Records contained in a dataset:
───

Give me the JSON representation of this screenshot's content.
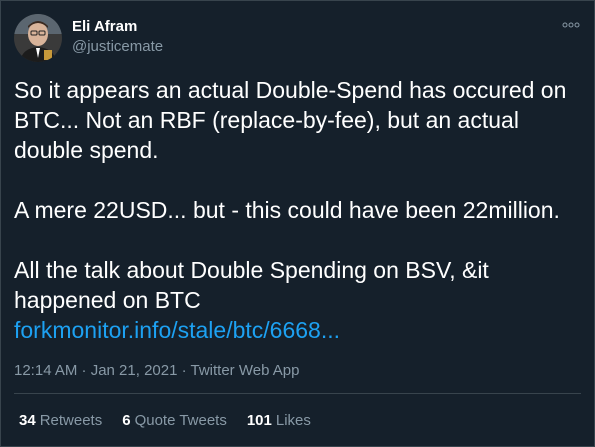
{
  "author": {
    "display_name": "Eli Afram",
    "handle": "@justicemate"
  },
  "tweet": {
    "text": "So it appears an actual Double-Spend has occured on BTC... Not an RBF (replace-by-fee), but an actual double spend.\n\nA mere 22USD... but - this could have been 22million.\n\nAll the talk about Double Spending on BSV, &it happened on BTC",
    "link_text": "forkmonitor.info/stale/btc/6668..."
  },
  "meta": {
    "timestamp": "12:14 AM · Jan 21, 2021 · Twitter Web App"
  },
  "stats": {
    "retweets_count": "34",
    "retweets_label": "Retweets",
    "quote_tweets_count": "6",
    "quote_tweets_label": "Quote Tweets",
    "likes_count": "101",
    "likes_label": "Likes"
  },
  "colors": {
    "background": "#15202b",
    "link": "#1da1f2",
    "secondary_text": "#8899a6",
    "border": "#38444d"
  },
  "icons": {
    "more": "more-options-icon",
    "avatar": "avatar"
  }
}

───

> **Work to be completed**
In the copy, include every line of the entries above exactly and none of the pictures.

> **Task result**
Give me the JSON representation of this screenshot's content.
{
  "author": {
    "display_name": "Eli Afram",
    "handle": "@justicemate"
  },
  "tweet": {
    "text": "So it appears an actual Double-Spend has occured on BTC... Not an RBF (replace-by-fee), but an actual double spend.\n\nA mere 22USD... but - this could have been 22million.\n\nAll the talk about Double Spending on BSV, &it happened on BTC",
    "link_text": "forkmonitor.info/stale/btc/6668..."
  },
  "meta": {
    "timestamp": "12:14 AM · Jan 21, 2021 · Twitter Web App"
  },
  "stats": {
    "retweets_count": "34",
    "retweets_label": "Retweets",
    "quote_tweets_count": "6",
    "quote_tweets_label": "Quote Tweets",
    "likes_count": "101",
    "likes_label": "Likes"
  },
  "colors": {
    "background": "#15202b",
    "link": "#1da1f2",
    "secondary_text": "#8899a6",
    "border": "#38444d"
  },
  "icons": {
    "more": "more-options-icon",
    "avatar": "avatar"
  }
}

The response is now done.